Look for the string "vytvoření" in the listing. Copy each line that has it.
★ ★ ★
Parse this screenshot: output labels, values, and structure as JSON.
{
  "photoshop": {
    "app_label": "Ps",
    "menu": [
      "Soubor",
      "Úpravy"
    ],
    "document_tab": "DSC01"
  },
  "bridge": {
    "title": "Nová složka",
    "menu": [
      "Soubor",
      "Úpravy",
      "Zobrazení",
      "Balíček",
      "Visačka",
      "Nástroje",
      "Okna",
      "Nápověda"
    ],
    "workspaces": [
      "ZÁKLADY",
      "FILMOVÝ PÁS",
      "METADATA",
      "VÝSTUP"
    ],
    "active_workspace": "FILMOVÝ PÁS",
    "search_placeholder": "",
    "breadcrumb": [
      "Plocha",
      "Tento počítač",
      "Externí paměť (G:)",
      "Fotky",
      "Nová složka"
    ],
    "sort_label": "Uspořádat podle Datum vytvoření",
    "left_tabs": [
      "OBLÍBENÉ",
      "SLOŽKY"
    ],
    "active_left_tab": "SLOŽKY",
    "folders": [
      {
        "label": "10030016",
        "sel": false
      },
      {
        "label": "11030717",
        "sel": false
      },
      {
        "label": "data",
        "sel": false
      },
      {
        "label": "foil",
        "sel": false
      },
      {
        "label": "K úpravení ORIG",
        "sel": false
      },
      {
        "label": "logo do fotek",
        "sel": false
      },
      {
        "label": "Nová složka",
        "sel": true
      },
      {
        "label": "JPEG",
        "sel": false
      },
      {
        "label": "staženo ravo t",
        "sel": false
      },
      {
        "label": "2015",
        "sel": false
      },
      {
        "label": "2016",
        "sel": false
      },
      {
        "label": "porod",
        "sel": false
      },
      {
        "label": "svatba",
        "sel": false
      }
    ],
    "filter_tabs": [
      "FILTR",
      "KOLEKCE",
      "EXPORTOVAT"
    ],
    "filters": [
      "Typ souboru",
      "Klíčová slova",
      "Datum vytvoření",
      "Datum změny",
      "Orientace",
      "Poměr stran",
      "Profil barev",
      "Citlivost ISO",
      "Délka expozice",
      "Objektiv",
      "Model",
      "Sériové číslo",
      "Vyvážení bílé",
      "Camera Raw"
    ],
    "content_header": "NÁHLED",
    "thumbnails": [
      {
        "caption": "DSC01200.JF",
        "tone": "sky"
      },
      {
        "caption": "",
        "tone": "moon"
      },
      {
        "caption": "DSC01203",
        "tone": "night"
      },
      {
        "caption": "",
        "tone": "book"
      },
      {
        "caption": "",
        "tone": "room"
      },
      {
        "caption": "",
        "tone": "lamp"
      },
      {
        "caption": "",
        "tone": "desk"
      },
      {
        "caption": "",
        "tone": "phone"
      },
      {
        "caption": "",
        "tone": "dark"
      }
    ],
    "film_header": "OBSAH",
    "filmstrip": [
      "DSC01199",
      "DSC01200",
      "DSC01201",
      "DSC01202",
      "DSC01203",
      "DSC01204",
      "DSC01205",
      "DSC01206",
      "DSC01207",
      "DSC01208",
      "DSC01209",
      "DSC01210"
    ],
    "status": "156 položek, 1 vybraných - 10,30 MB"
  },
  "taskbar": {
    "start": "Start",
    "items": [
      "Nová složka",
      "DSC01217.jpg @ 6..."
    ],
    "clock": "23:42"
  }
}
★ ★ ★
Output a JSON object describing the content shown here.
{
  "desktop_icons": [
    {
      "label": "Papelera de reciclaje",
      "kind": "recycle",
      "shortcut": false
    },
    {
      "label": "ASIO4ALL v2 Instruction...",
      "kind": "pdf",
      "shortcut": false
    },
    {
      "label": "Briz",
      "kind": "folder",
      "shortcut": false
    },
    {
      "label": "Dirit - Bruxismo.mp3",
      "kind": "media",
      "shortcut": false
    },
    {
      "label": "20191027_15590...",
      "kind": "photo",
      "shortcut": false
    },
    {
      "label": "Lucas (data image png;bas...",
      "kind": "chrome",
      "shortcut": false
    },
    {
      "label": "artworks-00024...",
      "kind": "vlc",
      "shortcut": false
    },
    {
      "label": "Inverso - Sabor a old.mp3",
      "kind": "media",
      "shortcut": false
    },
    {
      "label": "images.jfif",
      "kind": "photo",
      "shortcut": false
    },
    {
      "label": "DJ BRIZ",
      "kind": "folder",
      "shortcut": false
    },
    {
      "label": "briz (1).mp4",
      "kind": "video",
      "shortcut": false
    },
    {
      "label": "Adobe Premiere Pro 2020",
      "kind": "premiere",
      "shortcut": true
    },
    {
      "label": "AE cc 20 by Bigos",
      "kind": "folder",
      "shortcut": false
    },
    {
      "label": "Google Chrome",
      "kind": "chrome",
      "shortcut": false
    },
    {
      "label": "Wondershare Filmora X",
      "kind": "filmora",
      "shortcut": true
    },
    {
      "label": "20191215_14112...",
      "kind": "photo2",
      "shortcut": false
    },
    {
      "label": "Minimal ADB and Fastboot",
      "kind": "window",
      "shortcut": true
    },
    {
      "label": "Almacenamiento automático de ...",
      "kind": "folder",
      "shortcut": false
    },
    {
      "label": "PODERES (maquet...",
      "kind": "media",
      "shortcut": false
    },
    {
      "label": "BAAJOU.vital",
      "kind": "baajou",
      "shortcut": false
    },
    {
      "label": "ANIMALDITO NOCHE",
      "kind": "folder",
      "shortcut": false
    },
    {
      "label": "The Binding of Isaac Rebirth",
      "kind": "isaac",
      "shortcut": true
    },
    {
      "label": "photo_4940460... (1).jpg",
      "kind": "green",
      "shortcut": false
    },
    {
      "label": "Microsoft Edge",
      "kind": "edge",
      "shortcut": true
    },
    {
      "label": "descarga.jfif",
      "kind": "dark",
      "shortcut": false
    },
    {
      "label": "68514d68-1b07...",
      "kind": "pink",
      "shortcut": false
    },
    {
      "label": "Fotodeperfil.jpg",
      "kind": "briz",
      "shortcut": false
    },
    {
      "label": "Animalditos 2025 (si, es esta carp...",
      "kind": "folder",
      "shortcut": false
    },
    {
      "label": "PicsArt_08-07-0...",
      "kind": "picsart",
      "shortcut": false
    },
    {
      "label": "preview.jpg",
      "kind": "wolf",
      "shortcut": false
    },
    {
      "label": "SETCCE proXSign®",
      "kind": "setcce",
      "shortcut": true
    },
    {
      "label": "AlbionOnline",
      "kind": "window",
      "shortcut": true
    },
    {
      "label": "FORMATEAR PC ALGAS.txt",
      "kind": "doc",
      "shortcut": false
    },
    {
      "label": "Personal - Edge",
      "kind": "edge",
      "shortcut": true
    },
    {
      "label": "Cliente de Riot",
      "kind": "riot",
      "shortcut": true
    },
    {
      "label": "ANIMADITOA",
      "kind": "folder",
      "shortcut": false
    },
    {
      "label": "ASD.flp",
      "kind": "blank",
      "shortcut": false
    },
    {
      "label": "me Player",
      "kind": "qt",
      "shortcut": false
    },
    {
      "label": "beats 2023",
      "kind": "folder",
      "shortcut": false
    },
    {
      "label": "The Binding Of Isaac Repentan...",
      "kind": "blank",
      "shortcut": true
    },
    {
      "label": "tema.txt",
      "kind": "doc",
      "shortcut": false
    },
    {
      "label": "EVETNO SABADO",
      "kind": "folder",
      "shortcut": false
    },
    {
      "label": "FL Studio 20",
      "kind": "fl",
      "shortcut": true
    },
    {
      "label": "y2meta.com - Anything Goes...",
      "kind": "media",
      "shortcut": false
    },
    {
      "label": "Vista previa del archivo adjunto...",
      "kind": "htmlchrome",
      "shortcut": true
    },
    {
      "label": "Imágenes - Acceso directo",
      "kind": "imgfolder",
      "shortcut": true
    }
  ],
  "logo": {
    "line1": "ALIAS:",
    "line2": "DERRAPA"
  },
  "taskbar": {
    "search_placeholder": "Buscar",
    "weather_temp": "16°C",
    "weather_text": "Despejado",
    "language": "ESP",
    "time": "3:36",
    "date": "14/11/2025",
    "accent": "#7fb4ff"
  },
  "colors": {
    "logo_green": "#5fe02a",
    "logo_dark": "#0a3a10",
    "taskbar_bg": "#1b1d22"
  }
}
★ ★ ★
** Task output **
    "sort_label": "Uspořádat podle Datum vytvoření",
      "Datum vytvoření",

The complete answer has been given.